Send to

Choose Destination
Pharmacopsychiatry. 2010 Jan;43(1):24-32. doi: 10.1055/s-0029-1237397. Epub 2009 Dec 10.

Acute psychotropic effects of oral cannabis extract with a defined content of Delta9-tetrahydrocannabinol (THC) in healthy volunteers.

Author information

Division of Biological Psychiatry, Department of Psychiatry and Psychotherapy, Medical University of Vienna, Vienna, Austria.



The medical use of cannabinoids is limited mainly by their undesirable effects. With respect to acute psychotropic effects, the aim of this study is the comparison of an oral cannabis extract and low-dose diazepam in a cross-over experiment in drug-naïve healthy women.


Sixteen healthy females participated in this randomized, double-blind, active comparator-controlled, single-dose, balanced 2-way cross-over study. Cannabis extract with standardised Delta (9)-tetrahydrocannabinol (THC) content (20 mg) or active placebo (5 mg diazepam) was administered orally. Subjects were assessed by self- and observer-rated visual analogue scales (VAS), the BRIEF PSYCHIATRIC RATING SCALE (BPRS) and three psychomotor tests up to 6 h after administration.


VAS showed significantly elevated fatigue, drowsiness, dizziness, and "feeling high" after cannabis as compared to baseline and diazepam. BPRS scores were significantly higher after cannabis intake. Only in one psychomotor test a decrease of psychomotor activity after cannabis was evident.
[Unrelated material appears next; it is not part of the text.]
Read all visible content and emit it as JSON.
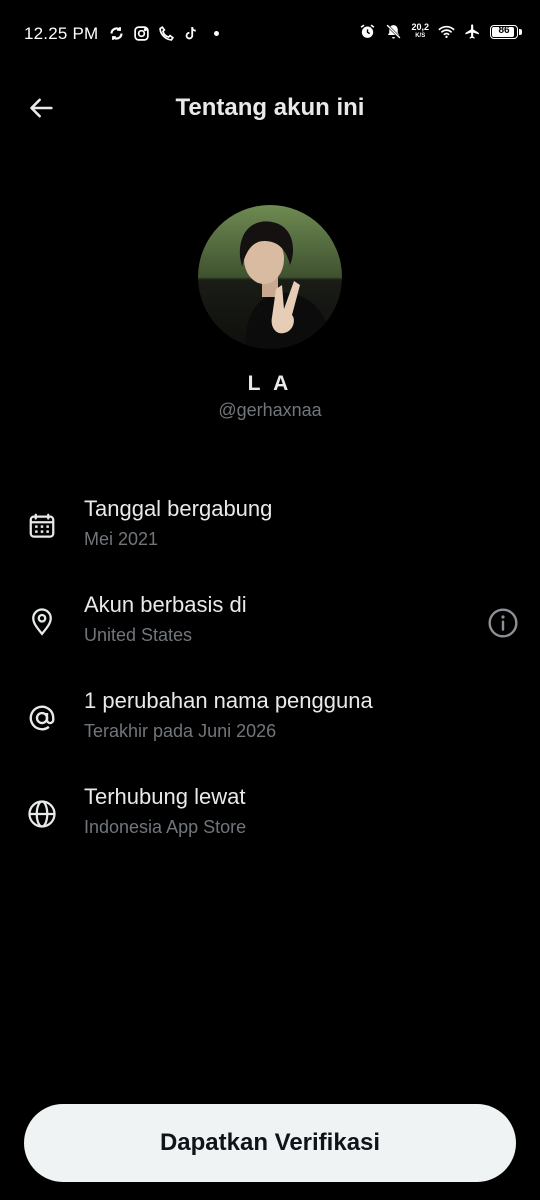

One subject in the cannabis condition experienced severe transient psychotic symptoms.


Orally administered cannabis produced significant central depressant side-effects compared to diazepam, mostly subjective effects (VAS) but marginal effects in psychomotor performance in 15 healthy females. Regarding the medical use of cannabis, a rigorous benefit-risk analysis and an exact psychiatric assessment before and during treatment are necessary.

[Indexed for MEDLINE]

Supplemental Content

Full text links

Icon for Georg Thieme Verlag Stuttgart, New York
Loading ...
Support Center